Whats the difference?
For example - a responsibility is to make sure that all maintenance is fully up to date on a flood barrier. Usually there is no shortage of people with statements such as these in their job descriptions.
But this is a million miles short of somebody making a promise that the barrier will not fail!
Do people (ideally more than one of them constituting a strong network of promises), in the organisation hold these kind of commitments? If they don't then things will constantly fail ....and it will be nobodies fault!
Does anyone in the organisation get held to account if the flood defences do fail?
This is not "the blame game" but in fact the vital missing ingredient in many organisation's governance and oversight systems!
Now promises have to be held voluntarily and willingly - they cannot be ordered. So if someone is asked to hold a promise that the flood defence will not fail then it is perfectly reasonable for them to say that they need to discuss the "supports" which would need to be in place for them to be able to make this promise.
This is a really valuable conversation in an organisation - what would need to happen or change for you to be able to make this promise? If this conversation is conducted well it will identify changes that nobody has really thought about and even uncover major flaws in existing designs. This is because we automatically think in a totally different way about things when we feel truely accountable for the outcomes. Anticipated promises seem to give their potential promise-holders a powerful kind of instinctive x-ray vision of what is missing!
Sometimes people resist promises because they believe they are being asked to give guarantees. A promise is no more a guarantee than a responsibility is a promise! A pilot promises to fly the passengers safely to their destination and will die attempting to honour this promise but they cannot guarantee that this will always be the outcome.
The reality is however than no matter how professional your people are and how complete their responsibilities are unless you have their promises then you will regularly fail to live up to your implied and expected customer commitments.
The discipline of making and managing promises is part of a management discipline known as Commitment-Based Management (CbM).
You can download an excellent introductory paper on CbM published in the Harvard Business Review Promise-Based Management - The Essence of Execution by Donald Sull and Charles Spinosa.
About Ken ThompsonKen Thompson delivers keynote conference speeches, workshop facilitation and in-house consultancy in four key business areas:
- Creating High Performing Teams in enterprises including Virtual and Mobile Teams (based on the Bioteams Book)
- Establishing effective Collaborative Business Networks enabling companies to co-operate effectively in areas such as sales and product development (based on the book - The Networked Enterprise)
- How to use the latest social media technologies including blogging and online communities to promote enterprises, brand, organisation or event
- Development of graphical on-line interactive Business Games, Dashboards and What-if Simulators for organisations to support Performance Improvement, Strategy Development and Executive Team Development.
Bioteams Books Reviews
We are bombarded with the idea its good to talk and its good to text.
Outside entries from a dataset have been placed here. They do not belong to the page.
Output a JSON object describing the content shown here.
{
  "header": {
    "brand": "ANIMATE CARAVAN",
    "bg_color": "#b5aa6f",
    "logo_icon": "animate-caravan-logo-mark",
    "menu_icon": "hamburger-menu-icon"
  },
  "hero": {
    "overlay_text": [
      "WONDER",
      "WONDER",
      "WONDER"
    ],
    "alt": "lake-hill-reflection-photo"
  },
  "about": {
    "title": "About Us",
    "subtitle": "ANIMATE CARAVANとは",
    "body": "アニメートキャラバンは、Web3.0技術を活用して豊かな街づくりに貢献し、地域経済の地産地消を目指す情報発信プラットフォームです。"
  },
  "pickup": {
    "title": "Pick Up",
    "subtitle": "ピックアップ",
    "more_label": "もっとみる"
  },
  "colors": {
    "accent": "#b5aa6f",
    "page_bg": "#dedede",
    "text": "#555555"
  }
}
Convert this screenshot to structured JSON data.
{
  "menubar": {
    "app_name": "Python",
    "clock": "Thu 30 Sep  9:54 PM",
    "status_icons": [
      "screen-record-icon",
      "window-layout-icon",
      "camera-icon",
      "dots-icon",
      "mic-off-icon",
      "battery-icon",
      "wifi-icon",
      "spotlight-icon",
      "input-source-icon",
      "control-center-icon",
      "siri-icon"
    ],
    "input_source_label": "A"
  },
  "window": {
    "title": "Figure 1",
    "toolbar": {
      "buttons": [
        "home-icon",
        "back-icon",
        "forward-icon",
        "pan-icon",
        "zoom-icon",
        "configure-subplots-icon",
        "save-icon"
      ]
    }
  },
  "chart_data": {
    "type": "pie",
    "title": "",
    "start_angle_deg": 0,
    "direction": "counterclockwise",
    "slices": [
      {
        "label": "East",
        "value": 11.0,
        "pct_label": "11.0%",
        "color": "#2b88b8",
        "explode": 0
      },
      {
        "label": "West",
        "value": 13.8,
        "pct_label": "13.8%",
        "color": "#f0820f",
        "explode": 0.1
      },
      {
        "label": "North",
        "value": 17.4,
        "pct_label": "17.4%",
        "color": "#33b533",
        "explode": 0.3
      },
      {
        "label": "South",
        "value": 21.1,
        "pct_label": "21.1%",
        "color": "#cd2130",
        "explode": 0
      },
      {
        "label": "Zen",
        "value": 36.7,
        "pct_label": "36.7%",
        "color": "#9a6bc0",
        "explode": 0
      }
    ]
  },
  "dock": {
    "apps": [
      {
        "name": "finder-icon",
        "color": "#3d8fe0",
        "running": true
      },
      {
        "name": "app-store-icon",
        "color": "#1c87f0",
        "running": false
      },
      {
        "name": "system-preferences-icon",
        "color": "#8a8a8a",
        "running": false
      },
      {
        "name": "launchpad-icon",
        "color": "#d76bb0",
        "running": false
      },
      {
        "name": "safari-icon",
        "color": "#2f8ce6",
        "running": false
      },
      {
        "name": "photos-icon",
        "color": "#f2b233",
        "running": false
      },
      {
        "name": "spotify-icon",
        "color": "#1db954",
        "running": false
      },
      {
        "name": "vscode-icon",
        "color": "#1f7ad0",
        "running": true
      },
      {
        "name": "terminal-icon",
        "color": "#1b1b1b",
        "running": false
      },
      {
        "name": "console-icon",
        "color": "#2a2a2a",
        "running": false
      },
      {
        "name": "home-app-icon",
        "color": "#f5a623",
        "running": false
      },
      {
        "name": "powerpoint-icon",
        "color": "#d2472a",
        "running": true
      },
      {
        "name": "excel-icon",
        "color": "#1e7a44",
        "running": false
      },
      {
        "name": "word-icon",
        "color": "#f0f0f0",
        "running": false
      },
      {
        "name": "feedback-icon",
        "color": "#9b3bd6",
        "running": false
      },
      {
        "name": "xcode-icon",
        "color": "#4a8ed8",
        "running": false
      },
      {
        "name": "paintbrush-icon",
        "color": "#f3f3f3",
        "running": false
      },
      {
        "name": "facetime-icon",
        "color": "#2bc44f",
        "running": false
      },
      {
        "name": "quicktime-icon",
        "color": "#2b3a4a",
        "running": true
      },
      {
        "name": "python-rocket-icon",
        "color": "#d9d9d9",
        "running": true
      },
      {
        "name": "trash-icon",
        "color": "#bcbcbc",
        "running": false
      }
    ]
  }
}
But is texting and other forms of mobile phone interaction a useful form of communication? Or is it even a form of communication at all or something totally different? In a mini-book "Heidegger, Habermas and the mobile phone" the author invokes some key thinkers of the twentieth century to offer an essential alternative to the new doctrine of 'm-communication': Martin Heidegger, who saw humanity as ‘the entity which talks’ and Jürgen Habermas, current-day advocate of authentic communication.